** Opening Information block **

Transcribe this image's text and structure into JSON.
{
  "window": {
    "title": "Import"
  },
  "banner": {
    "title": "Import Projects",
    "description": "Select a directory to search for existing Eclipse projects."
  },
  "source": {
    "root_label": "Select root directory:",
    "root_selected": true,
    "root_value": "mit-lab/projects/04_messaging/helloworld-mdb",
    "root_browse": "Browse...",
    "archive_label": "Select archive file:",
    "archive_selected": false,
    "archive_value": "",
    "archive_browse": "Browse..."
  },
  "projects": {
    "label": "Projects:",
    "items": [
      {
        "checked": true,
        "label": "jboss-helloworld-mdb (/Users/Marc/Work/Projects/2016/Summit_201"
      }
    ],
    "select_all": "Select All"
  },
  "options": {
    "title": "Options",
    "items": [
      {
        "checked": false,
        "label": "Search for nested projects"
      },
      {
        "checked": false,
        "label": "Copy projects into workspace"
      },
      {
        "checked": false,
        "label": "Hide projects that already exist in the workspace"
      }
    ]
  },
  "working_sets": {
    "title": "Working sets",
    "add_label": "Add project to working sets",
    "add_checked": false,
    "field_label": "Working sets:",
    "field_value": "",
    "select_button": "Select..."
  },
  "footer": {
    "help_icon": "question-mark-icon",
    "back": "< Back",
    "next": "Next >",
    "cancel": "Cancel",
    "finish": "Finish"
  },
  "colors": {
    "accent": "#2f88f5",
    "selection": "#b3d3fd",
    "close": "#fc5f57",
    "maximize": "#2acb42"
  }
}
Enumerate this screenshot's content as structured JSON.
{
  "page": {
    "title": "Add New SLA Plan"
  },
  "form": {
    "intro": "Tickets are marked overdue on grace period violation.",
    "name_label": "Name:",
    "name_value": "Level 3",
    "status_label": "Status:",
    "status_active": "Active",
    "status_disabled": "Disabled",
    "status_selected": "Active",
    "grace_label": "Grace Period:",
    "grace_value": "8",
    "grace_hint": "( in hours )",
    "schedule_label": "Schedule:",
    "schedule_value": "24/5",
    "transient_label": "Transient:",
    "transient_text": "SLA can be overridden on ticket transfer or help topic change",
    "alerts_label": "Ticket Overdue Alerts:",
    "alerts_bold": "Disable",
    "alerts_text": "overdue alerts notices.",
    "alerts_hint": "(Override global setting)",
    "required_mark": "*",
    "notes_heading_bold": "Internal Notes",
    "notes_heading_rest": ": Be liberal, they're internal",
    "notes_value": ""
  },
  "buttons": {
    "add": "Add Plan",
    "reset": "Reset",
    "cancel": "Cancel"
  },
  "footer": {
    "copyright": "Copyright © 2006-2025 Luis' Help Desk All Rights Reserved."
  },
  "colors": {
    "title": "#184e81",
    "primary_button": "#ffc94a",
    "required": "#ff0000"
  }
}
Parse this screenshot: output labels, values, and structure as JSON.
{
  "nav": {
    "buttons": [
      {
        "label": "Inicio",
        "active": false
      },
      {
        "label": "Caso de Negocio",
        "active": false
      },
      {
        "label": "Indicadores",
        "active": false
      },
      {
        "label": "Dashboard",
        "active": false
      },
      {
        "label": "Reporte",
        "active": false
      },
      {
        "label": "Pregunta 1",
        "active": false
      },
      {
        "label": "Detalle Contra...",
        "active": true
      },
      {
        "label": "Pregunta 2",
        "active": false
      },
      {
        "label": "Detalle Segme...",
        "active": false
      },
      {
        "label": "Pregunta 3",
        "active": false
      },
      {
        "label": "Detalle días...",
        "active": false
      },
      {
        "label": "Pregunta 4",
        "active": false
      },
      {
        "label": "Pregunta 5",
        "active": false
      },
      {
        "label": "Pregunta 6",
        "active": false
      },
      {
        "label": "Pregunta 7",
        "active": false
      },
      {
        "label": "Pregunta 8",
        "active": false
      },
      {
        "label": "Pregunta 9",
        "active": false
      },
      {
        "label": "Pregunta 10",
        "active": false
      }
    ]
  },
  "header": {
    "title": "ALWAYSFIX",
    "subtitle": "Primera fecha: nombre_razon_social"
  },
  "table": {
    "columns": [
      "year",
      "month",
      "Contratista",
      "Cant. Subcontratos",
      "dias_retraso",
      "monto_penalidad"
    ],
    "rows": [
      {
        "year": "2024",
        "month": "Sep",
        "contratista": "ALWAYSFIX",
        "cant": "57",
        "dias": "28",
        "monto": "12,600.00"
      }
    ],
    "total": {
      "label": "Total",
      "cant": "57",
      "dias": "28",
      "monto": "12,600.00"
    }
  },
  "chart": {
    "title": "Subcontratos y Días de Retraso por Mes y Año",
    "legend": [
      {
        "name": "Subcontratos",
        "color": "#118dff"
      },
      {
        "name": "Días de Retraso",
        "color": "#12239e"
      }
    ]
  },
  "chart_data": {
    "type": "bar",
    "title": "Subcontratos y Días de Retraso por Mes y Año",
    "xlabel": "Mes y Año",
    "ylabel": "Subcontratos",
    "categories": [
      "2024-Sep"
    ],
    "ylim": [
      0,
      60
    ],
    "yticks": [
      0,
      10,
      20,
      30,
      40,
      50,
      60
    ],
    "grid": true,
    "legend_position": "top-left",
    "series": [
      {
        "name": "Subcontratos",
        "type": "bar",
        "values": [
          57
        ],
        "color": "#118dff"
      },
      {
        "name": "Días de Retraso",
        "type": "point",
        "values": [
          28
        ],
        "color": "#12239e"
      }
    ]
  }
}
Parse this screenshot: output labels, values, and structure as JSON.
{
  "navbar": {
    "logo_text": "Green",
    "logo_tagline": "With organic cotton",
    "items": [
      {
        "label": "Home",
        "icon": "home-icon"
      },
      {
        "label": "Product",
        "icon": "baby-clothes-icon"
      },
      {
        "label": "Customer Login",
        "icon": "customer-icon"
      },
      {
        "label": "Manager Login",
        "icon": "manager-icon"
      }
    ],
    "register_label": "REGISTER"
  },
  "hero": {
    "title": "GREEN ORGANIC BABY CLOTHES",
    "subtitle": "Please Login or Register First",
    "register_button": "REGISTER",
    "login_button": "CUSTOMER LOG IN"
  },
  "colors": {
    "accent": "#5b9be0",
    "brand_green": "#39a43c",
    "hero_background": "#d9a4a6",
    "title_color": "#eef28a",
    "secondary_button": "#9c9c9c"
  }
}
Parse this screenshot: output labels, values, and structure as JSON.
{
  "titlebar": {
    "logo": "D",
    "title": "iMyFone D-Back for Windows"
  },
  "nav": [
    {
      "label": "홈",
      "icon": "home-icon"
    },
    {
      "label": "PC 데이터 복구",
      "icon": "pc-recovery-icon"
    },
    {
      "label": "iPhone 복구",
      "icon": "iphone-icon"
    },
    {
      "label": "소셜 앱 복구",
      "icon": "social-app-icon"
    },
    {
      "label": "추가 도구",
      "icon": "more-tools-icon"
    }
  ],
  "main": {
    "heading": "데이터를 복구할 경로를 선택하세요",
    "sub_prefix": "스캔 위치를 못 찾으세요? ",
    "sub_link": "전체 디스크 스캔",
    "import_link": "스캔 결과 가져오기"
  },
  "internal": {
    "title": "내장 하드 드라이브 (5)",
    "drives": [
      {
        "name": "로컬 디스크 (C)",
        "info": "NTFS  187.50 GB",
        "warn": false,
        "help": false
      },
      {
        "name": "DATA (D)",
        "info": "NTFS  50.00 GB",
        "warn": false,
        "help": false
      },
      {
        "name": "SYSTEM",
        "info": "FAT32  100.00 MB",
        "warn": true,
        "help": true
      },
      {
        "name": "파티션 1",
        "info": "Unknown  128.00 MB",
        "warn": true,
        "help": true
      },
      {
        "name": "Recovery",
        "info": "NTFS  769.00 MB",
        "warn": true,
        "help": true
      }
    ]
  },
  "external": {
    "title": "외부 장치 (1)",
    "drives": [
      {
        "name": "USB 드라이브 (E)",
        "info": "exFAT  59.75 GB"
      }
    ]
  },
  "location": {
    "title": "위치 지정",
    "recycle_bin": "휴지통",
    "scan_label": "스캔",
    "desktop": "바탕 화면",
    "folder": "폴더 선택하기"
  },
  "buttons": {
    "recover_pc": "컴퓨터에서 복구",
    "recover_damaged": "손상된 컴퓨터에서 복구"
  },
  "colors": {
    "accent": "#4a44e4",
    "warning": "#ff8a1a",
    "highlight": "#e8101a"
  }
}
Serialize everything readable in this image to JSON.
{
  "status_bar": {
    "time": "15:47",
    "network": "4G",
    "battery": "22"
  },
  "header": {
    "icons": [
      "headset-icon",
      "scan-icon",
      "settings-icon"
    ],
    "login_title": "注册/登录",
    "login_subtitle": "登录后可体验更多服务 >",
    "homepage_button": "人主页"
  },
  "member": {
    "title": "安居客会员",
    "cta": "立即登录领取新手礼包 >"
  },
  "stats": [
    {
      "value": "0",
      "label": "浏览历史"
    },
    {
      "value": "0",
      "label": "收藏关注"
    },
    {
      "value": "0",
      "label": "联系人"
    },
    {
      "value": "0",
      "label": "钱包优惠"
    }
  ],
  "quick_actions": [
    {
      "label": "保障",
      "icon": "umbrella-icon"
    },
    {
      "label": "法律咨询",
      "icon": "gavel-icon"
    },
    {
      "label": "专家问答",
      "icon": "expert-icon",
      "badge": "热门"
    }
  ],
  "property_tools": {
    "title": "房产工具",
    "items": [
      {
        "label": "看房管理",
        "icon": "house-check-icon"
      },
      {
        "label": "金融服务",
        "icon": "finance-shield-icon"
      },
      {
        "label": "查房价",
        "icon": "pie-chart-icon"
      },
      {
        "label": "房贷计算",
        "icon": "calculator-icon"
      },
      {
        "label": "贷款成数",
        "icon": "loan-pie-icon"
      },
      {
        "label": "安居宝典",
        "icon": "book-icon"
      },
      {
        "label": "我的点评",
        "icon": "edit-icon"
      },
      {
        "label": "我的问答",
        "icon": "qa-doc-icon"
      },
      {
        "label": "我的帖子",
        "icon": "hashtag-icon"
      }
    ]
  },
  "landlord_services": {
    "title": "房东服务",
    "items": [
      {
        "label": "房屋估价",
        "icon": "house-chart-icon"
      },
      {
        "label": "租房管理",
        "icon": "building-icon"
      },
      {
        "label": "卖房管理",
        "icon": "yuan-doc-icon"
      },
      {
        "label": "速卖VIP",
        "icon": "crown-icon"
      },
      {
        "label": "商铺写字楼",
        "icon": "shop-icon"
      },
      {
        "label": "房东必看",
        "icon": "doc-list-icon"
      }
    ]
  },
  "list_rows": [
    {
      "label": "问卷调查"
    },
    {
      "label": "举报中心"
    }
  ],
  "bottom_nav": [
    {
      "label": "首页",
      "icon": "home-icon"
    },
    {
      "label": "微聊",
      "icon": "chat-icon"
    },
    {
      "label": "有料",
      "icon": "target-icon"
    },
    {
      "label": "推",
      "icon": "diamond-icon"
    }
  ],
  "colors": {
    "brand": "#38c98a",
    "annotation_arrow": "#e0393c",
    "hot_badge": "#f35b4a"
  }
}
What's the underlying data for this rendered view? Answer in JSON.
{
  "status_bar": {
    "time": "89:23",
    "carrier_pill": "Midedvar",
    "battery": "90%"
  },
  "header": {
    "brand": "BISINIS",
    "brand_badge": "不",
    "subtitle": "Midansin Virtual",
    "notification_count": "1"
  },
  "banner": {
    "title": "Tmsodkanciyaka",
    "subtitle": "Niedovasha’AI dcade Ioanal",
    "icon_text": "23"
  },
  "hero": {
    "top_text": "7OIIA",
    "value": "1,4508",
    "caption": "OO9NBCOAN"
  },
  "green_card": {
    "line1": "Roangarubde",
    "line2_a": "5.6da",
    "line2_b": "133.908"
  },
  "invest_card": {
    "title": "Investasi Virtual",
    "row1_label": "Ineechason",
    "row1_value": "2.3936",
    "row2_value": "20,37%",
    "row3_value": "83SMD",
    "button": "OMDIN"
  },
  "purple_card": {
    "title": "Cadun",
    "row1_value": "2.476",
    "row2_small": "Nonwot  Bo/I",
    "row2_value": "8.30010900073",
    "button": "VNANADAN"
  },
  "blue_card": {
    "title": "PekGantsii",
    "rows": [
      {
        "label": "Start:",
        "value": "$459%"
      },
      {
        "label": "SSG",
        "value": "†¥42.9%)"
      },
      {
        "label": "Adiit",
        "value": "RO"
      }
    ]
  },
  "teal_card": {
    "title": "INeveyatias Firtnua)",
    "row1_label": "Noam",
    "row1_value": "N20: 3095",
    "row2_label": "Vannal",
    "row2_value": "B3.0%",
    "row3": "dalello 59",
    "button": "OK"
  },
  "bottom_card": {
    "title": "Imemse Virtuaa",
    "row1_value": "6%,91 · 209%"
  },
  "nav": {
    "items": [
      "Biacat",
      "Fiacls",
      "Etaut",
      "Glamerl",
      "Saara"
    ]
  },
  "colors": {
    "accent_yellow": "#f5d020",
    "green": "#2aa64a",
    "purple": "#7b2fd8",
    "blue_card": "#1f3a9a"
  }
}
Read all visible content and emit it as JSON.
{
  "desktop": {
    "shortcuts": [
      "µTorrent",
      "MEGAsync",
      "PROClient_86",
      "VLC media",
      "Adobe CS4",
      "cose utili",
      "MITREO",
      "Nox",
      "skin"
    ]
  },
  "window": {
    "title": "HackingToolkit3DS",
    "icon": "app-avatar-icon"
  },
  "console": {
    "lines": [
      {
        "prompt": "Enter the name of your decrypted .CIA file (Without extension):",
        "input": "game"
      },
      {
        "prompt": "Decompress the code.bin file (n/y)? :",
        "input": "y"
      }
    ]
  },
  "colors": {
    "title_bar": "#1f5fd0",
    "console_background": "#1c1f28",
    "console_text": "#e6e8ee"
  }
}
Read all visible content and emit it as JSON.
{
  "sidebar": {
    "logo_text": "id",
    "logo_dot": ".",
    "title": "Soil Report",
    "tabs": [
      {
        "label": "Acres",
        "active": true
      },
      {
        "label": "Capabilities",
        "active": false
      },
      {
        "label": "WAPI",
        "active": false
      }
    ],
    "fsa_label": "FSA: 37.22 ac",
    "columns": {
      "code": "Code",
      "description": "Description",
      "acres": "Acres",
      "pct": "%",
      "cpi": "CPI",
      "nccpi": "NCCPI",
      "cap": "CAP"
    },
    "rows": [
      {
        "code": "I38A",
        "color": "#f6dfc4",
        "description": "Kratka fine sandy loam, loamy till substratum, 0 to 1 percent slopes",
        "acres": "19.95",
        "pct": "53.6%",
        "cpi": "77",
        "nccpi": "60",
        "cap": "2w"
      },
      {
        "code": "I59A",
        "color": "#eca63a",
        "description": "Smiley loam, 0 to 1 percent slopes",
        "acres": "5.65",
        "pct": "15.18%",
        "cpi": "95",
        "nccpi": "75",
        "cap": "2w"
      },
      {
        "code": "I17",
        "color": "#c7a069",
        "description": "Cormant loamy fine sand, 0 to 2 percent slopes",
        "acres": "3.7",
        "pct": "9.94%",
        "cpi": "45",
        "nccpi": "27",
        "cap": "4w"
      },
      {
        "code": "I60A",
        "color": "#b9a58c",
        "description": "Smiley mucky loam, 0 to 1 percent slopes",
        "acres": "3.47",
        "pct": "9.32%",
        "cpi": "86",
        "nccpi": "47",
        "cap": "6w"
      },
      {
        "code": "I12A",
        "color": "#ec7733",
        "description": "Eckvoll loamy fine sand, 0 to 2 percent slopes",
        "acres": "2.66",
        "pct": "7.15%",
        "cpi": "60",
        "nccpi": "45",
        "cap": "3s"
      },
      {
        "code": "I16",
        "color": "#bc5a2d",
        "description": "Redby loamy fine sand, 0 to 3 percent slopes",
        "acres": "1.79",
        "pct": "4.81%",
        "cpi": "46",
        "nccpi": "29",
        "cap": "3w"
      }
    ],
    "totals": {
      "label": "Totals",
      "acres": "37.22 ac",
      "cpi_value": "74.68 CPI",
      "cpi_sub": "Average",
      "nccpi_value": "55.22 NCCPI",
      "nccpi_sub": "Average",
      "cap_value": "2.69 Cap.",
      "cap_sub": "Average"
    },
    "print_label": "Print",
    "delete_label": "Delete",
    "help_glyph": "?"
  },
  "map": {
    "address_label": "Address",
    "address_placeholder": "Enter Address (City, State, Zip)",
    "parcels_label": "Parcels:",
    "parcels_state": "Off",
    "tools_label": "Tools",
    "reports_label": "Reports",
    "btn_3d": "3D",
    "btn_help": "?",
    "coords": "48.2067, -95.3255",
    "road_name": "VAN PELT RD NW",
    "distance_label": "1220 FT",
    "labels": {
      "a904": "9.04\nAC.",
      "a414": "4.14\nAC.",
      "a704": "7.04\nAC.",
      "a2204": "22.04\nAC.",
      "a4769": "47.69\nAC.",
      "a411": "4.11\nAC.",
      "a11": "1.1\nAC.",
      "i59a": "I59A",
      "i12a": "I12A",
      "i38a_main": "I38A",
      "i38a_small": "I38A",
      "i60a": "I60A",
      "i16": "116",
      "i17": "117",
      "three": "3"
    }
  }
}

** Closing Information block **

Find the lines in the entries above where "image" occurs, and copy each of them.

Transcribe this image's text and structure into JSON.
Serialize everything readable in this image to JSON.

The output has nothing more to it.